→ **Problem description**:
Across the entries that follow, work out the number of lines containing the string "progress", and state it alone.

→ **Records for this task**:
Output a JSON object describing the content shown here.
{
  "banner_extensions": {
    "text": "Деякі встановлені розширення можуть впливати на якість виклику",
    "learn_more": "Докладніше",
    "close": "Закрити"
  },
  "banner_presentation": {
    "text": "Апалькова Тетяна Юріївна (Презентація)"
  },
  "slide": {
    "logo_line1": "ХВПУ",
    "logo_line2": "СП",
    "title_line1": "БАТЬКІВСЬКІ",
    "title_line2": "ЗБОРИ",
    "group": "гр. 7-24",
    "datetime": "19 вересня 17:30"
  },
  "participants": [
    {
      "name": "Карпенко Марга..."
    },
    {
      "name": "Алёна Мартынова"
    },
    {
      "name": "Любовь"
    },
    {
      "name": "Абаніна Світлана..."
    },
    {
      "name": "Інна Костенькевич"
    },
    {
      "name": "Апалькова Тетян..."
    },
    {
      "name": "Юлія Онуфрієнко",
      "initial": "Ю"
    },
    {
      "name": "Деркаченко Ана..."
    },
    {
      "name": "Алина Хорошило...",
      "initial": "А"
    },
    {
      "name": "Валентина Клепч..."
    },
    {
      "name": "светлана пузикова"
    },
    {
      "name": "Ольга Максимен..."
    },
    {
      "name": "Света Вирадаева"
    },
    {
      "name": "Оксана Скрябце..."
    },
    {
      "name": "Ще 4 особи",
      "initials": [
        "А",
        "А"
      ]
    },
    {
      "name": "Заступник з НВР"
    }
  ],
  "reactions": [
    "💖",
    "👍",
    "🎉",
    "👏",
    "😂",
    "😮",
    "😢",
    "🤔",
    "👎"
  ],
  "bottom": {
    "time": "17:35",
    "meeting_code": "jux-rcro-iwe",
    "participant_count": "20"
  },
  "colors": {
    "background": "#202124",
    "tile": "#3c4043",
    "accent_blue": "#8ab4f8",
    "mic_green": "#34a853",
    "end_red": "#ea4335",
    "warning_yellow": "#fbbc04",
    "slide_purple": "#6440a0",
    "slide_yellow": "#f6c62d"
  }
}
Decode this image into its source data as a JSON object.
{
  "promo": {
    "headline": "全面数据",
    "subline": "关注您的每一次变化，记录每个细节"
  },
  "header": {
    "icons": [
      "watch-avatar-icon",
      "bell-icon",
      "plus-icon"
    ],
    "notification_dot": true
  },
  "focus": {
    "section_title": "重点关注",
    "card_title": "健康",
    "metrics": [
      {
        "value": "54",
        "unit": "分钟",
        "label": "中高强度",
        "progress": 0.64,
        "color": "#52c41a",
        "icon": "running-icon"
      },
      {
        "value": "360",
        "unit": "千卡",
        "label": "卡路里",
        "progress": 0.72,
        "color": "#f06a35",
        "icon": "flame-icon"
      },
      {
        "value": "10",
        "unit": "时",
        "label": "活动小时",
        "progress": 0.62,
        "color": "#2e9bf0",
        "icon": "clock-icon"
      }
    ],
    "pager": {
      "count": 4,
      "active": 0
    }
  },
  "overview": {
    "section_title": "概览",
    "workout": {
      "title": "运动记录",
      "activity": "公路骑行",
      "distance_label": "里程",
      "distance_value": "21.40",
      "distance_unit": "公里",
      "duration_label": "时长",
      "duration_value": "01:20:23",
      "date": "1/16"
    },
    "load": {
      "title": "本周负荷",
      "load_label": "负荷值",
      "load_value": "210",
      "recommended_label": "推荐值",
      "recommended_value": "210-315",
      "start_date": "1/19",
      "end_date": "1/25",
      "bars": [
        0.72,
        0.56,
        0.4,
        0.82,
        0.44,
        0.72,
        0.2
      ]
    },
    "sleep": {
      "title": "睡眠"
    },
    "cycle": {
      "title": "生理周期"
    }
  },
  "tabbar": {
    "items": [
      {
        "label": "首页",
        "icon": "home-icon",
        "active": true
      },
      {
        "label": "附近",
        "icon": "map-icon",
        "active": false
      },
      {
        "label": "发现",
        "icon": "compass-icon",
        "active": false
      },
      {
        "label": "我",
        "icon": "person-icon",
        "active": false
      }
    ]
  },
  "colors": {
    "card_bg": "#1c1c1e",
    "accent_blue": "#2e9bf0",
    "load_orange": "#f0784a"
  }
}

→ **Written response**:
3